As more stories start arriving of they can’t do that.
Have you been accused of copyright violation for including quotes as part of your criticism? The concept of Fair Use provides a defense against this, and fair use provides guidelines for what you can and can’t do. Here’s some good advice and the four tests of fair use. If you’re doing real commentary on someone else’s work and not making a profit from it, you’re in pretty good shape as far as fair use goes. Just don’t cut and paste the whole thing.
Are you being accused of defamation, libel or slander? If you’re writing something unpleasant about someone, be sure that you can back it up. Mitch Ratcliffe has an excellent article with links to many resources regarding defamation and staying in the right when you’re writing.
Have you been told you can’t photograph something? In some cases (like being on private property), you really aren’t allowed to photograph without permission. If you’re in a public place, however, the law is on your side.
Have you been told you can’t include that recording in your podcast? Sadly, at this juncture, I think you’re in murky territory. Unless you essentially set yourself as an internet radio station and pay the significant statutory rates, it is unlikely you can include a whole song in your podcast. Including portions of songs and commenting on them should still be covered as fair use, however.
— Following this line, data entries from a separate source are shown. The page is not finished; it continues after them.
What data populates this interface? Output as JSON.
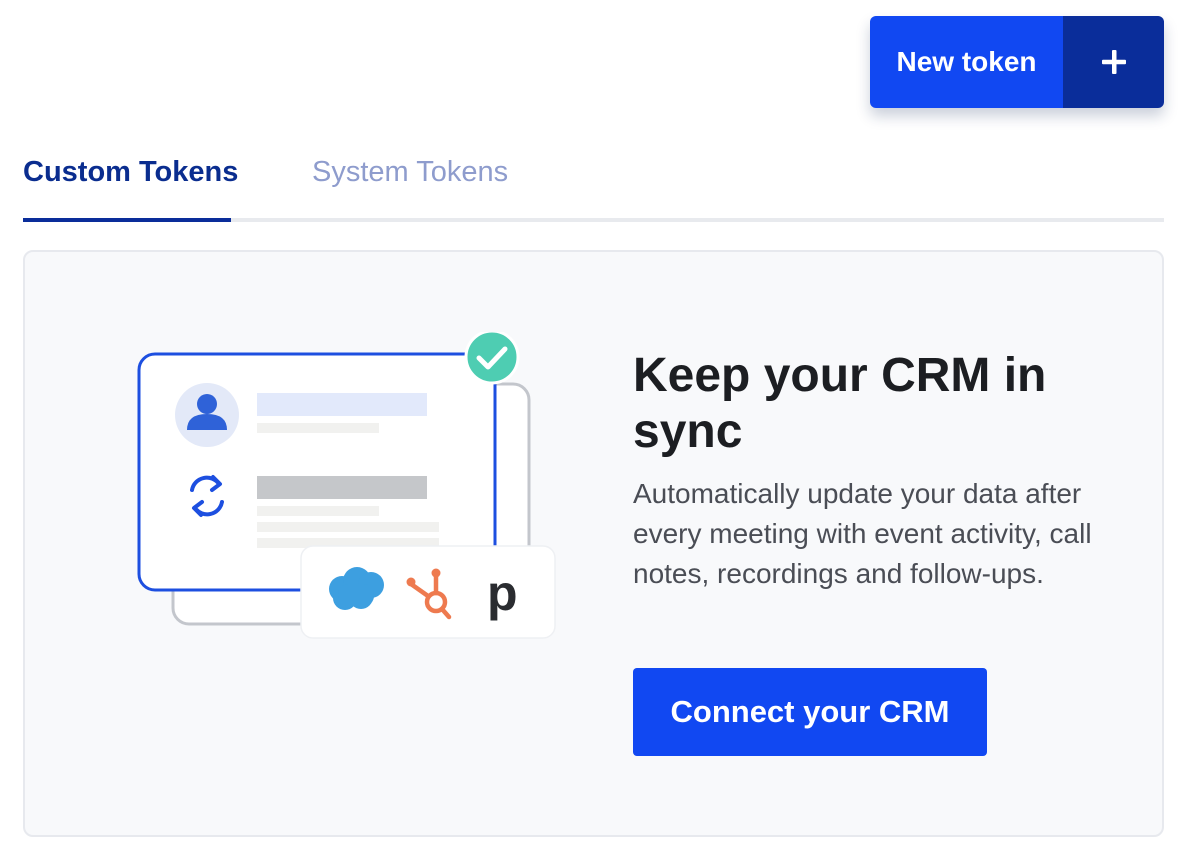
{
  "header": {
    "new_token_label": "New token"
  },
  "tabs": [
    {
      "label": "Custom Tokens",
      "active": true
    },
    {
      "label": "System Tokens",
      "active": false
    }
  ],
  "card": {
    "title": "Keep your CRM in sync",
    "body": "Automatically update your data after every meeting with event activity, call notes, recordings and follow-ups.",
    "button_label": "Connect your CRM",
    "integrations": [
      "salesforce-icon",
      "hubspot-icon",
      "pipedrive-icon"
    ],
    "pipedrive_glyph": "p"
  },
  "colors": {
    "primary": "#1148f2",
    "primary_dark": "#0a2d9a",
    "tab_active": "#0a2d8f",
    "tab_inactive": "#8e9ccd",
    "check_green": "#4ecdb2",
    "salesforce": "#3d9fe0",
    "hubspot": "#ee7a4f"
  }
}
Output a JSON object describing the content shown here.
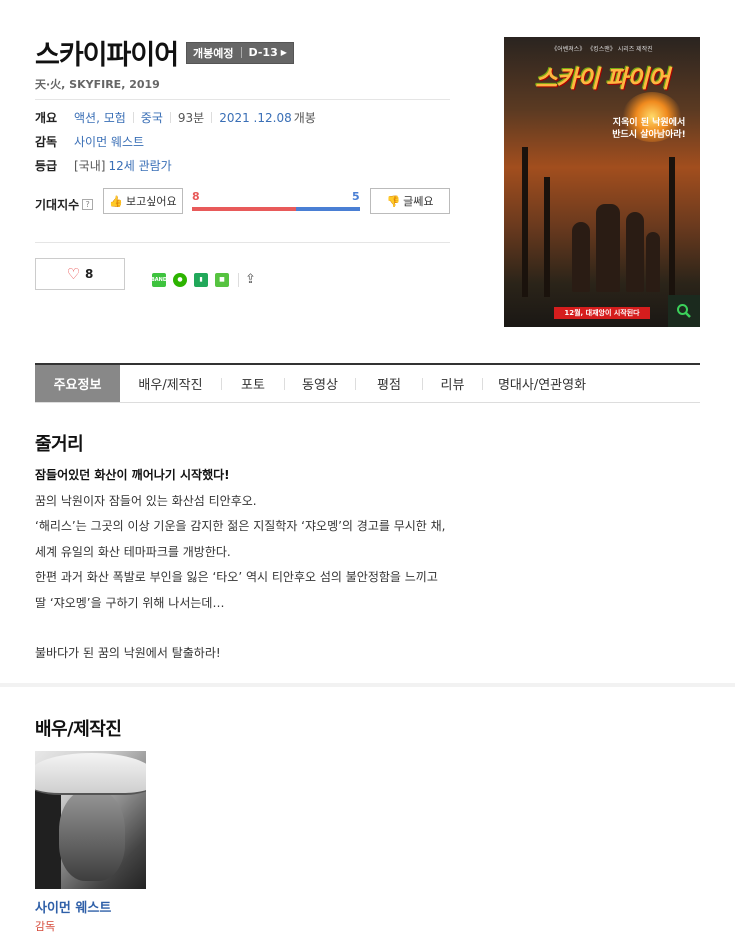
{
  "movie": {
    "title": "스카이파이어",
    "release_status": "개봉예정",
    "dday": "D-13",
    "subtitle": "天·火, SKYFIRE, 2019"
  },
  "info": {
    "overview_label": "개요",
    "genre": "액션, 모험",
    "country": "중국",
    "runtime": "93분",
    "release_date": "2021 .12.08",
    "release_suffix": "개봉",
    "director_label": "감독",
    "director": "사이먼 웨스트",
    "rating_label": "등급",
    "rating_prefix": "[국내]",
    "rating": "12세 관람가"
  },
  "expectation": {
    "label": "기대지수",
    "help_icon": "?",
    "want_label": "보고싶어요",
    "bad_label": "글쎄요",
    "want_count": "8",
    "bad_count": "5",
    "want_ratio": 0.62
  },
  "actions": {
    "like_count": "8",
    "share_band": "BAND"
  },
  "poster": {
    "top_text": "《어벤져스》 《킹스맨》 시리즈 제작진",
    "title": "스카이 파이어",
    "tagline_1": "지옥이 된 낙원에서",
    "tagline_2": "반드시 살아남아라!",
    "release": "12월, 대재앙이 시작된다"
  },
  "tabs": [
    "주요정보",
    "배우/제작진",
    "포토",
    "동영상",
    "평점",
    "리뷰",
    "명대사/연관영화"
  ],
  "synopsis": {
    "title": "줄거리",
    "lead": "잠들어있던 화산이 깨어나기 시작했다!",
    "lines": [
      "꿈의 낙원이자 잠들어 있는 화산섬 티안후오.",
      "‘해리스’는 그곳의 이상 기운을 감지한 젊은 지질학자 ‘쟈오멩’의 경고를 무시한 채,",
      "세계 유일의 화산 테마파크를 개방한다.",
      "한편 과거 화산 폭발로 부인을 잃은 ‘타오’ 역시 티안후오 섬의 불안정함을 느끼고",
      "딸 ‘쟈오멩’을 구하기 위해 나서는데…"
    ],
    "closing": "불바다가 된 꿈의 낙원에서 탈출하라!"
  },
  "cast": {
    "title": "배우/제작진",
    "members": [
      {
        "name": "사이먼 웨스트",
        "role": "감독"
      }
    ]
  }
}
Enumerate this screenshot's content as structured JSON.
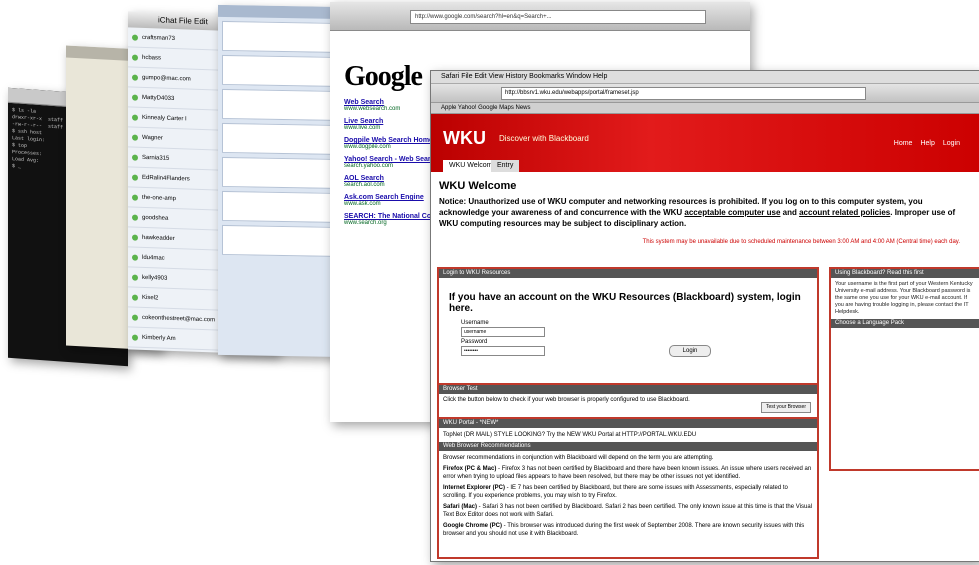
{
  "google": {
    "url": "http://www.google.com/search?hl=en&q=Search+...",
    "logo": "Google",
    "results": [
      {
        "title": "Web Search",
        "url": "www.websearch.com"
      },
      {
        "title": "Live Search",
        "url": "www.live.com"
      },
      {
        "title": "Dogpile Web Search Home Page",
        "url": "www.dogpile.com"
      },
      {
        "title": "Yahoo! Search - Web Search",
        "url": "search.yahoo.com"
      },
      {
        "title": "AOL Search",
        "url": "search.aol.com"
      },
      {
        "title": "Ask.com Search Engine",
        "url": "www.ask.com"
      },
      {
        "title": "SEARCH: The National Consortium",
        "url": "www.search.org"
      }
    ]
  },
  "wku": {
    "menubar": "Safari   File   Edit   View   History   Bookmarks   Window   Help",
    "url": "http://bbsrv1.wku.edu/webapps/portal/frameset.jsp",
    "bookmarks": "Apple   Yahoo!   Google Maps   News",
    "brand": "WKU",
    "brand_sub": "Discover with Blackboard",
    "tab_active": "WKU Welcome",
    "tab_other": "Entry",
    "icons": [
      "Home",
      "Help",
      "Login"
    ],
    "heading": "WKU Welcome",
    "notice_pre": "Notice: Unauthorized use of WKU computer and networking resources is prohibited. If you log on to this computer system, you acknowledge your awareness of and concurrence with the WKU ",
    "notice_link1": "acceptable computer use",
    "notice_mid": " and ",
    "notice_link2": "account related policies",
    "notice_post": ". Improper use of WKU computing resources may be subject to disciplinary action.",
    "maintenance": "This system may be unavailable due to scheduled maintenance between 3:00 AM and 4:00 AM (Central time) each day.",
    "login_panel": {
      "header": "Login to WKU Resources",
      "title": "If you have an account on the WKU Resources (Blackboard) system, login here.",
      "username_label": "Username",
      "username_value": "username",
      "password_label": "Password",
      "password_value": "••••••••",
      "login_button": "Login"
    },
    "browser_test": {
      "header": "Browser Test",
      "text": "Click the button below to check if your web browser is properly configured to use Blackboard.",
      "button": "Test your Browser"
    },
    "portal": {
      "header": "WKU Portal - *NEW*",
      "text": "TopNet (DR MAIL) STYLE LOOKING? Try the NEW WKU Portal at HTTP://PORTAL.WKU.EDU"
    },
    "recommendations": {
      "header": "Web Browser Recommendations",
      "intro": "Browser recommendations in conjunction with Blackboard will depend on the term you are attempting.",
      "items": [
        {
          "name": "Firefox (PC & Mac)",
          "text": "Firefox 3 has not been certified by Blackboard and there have been known issues. An issue where users received an error when trying to upload files appears to have been resolved, but there may be other issues not yet identified."
        },
        {
          "name": "Internet Explorer (PC)",
          "text": "IE 7 has been certified by Blackboard, but there are some issues with Assessments, especially related to scrolling. If you experience problems, you may wish to try Firefox."
        },
        {
          "name": "Safari (Mac)",
          "text": "Safari 3 has not been certified by Blackboard. Safari 2 has been certified. The only known issue at this time is that the Visual Text Box Editor does not work with Safari."
        },
        {
          "name": "Google Chrome (PC)",
          "text": "This browser was introduced during the first week of September 2008. There are known security issues with this browser and you should not use it with Blackboard."
        }
      ]
    },
    "side_panel": {
      "header": "Using Blackboard? Read this first",
      "text": "Your username is the first part of your Western Kentucky University e-mail address. Your Blackboard password is the same one you use for your WKU e-mail account. If you are having trouble logging in, please contact the IT Helpdesk.",
      "lang_header": "Choose a Language Pack"
    }
  },
  "buddy": {
    "title": "iChat   File   Edit",
    "rows": [
      "craftsman73",
      "hcbass",
      "gumpo@mac.com",
      "MattyD4033",
      "Kinnealy Carter I",
      "Wagner",
      "Sarnia315",
      "EdRalin4Flanders",
      "the-one-amp",
      "goodshea",
      "hawkeadder",
      "ldu4mac",
      "kelly4903",
      "Kisel2",
      "cokeonthestreet@mac.com",
      "Kimberly Am"
    ]
  }
}
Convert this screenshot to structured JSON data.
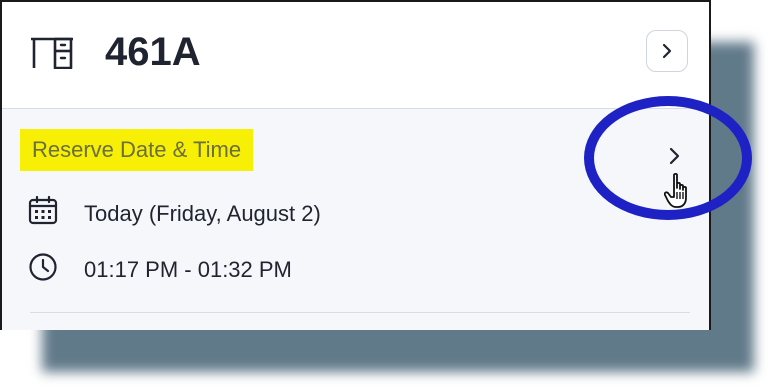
{
  "header": {
    "title": "461A",
    "desk_icon": "desk-icon",
    "open_icon": "chevron-right-icon"
  },
  "reserve": {
    "label": "Reserve Date & Time",
    "highlight_color": "#f7ef05",
    "date_icon": "calendar-icon",
    "date_text": "Today (Friday, August 2)",
    "time_icon": "clock-icon",
    "time_text": "01:17 PM - 01:32 PM",
    "open_icon": "chevron-right-icon"
  },
  "annotation": {
    "ring_color": "#1e22c4",
    "cursor_icon": "hand-pointer-icon"
  }
}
Legal threats against blogs will only increase over time. Freedom of speech is a huge right that we enjoy here in the US, and knowing where to draw the line will let you write almost anything on your blog with complete confidence.